ENTRIES SHOWN:
__________
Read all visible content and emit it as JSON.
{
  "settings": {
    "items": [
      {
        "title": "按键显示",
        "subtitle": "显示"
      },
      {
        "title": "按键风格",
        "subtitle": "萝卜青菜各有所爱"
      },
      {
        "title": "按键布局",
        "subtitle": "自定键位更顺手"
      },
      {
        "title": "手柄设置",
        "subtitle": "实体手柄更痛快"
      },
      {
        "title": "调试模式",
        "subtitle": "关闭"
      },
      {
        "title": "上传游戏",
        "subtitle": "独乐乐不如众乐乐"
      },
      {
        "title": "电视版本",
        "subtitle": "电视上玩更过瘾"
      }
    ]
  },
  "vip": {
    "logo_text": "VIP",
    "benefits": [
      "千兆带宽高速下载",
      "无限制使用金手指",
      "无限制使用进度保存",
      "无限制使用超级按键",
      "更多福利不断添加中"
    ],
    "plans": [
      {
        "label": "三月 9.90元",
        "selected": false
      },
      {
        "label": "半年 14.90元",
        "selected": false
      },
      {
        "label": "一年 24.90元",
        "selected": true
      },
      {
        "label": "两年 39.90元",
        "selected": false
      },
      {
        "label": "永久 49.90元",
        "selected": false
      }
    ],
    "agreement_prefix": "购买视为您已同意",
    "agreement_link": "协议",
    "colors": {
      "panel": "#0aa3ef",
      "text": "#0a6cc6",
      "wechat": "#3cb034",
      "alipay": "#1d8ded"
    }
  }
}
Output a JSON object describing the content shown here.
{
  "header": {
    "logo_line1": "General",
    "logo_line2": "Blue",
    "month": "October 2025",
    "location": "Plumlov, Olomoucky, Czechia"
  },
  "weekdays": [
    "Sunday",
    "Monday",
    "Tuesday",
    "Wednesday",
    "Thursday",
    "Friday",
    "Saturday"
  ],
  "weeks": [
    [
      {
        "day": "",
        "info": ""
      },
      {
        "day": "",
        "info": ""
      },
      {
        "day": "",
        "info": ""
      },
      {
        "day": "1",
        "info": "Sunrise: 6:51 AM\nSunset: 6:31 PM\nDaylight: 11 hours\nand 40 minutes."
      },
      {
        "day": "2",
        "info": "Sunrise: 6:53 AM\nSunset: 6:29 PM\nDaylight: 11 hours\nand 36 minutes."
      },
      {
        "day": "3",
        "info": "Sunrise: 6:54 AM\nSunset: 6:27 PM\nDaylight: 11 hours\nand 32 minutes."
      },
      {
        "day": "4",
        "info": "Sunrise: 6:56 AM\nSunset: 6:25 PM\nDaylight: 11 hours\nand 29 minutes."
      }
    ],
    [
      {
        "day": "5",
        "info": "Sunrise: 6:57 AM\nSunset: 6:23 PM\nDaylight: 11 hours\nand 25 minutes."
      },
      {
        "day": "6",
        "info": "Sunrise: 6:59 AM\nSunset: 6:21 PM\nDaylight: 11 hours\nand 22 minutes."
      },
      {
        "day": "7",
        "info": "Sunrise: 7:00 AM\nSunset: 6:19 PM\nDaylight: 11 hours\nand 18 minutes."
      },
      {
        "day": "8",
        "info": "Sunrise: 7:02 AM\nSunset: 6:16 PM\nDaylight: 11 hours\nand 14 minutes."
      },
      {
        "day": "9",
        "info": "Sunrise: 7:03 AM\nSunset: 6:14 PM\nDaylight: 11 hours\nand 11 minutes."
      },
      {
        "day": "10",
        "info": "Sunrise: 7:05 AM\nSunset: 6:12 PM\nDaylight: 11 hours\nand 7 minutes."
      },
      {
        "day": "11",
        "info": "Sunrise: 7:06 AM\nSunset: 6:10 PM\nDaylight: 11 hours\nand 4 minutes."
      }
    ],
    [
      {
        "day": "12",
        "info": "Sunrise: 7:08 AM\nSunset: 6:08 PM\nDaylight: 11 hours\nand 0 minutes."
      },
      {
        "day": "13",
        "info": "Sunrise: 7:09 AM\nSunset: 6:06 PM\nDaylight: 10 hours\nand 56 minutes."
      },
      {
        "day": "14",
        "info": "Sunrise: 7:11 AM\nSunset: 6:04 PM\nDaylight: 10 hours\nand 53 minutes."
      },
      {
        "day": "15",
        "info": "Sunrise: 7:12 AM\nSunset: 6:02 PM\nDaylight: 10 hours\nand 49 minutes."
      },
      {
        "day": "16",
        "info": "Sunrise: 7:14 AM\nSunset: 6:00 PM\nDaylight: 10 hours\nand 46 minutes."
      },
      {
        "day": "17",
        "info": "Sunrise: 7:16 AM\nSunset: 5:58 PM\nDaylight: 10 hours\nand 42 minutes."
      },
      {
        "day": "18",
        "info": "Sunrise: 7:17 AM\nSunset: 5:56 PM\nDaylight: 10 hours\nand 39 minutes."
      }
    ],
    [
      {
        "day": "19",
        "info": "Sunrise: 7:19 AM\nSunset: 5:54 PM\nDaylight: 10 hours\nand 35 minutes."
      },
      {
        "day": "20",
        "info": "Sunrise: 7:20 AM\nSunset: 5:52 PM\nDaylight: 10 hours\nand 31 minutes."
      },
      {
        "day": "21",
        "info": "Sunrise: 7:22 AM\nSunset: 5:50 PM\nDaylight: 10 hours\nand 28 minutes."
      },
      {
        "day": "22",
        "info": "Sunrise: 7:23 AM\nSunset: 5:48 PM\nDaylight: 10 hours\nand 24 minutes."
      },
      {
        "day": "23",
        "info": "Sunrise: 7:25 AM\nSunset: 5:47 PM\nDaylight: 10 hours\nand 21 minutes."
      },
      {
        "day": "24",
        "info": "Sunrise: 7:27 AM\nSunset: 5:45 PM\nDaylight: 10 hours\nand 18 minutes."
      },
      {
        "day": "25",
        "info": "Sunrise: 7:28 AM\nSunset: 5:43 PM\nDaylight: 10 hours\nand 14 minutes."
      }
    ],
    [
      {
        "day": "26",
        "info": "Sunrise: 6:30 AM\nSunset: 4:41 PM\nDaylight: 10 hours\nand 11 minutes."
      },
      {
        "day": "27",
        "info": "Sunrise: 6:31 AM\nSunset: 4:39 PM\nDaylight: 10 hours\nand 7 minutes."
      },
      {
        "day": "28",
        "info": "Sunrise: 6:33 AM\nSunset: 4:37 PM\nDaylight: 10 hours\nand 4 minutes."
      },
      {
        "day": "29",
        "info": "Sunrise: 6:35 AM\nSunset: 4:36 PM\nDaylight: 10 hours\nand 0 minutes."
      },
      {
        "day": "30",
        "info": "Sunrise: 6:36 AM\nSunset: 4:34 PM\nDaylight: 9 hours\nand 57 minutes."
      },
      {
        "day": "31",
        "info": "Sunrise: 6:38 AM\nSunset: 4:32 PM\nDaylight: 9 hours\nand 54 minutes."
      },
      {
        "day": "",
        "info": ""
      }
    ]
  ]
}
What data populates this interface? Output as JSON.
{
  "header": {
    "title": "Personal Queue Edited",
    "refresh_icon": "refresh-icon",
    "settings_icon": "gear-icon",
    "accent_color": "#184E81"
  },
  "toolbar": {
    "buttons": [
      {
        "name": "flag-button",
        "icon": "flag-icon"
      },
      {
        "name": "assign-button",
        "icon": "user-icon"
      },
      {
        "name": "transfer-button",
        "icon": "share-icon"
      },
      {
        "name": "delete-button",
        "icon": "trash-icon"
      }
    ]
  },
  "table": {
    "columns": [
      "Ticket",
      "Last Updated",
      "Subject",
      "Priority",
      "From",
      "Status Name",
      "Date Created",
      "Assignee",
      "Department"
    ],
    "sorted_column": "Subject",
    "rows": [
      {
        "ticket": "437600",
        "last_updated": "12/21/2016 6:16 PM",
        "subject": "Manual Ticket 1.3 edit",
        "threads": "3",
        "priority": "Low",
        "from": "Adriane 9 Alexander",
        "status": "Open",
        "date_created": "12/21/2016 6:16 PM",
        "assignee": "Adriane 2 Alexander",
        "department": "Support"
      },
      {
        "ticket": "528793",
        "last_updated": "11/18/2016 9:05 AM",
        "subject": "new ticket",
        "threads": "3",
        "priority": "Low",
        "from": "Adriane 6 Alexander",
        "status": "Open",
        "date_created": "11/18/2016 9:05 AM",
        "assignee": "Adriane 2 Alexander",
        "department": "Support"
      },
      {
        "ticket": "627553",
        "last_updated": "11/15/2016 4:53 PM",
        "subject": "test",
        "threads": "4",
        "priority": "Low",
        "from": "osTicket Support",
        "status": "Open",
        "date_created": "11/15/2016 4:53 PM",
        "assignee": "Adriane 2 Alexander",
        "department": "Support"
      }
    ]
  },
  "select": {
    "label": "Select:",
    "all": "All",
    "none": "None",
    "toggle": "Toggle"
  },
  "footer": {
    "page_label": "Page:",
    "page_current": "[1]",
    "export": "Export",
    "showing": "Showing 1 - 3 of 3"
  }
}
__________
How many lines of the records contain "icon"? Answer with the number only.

6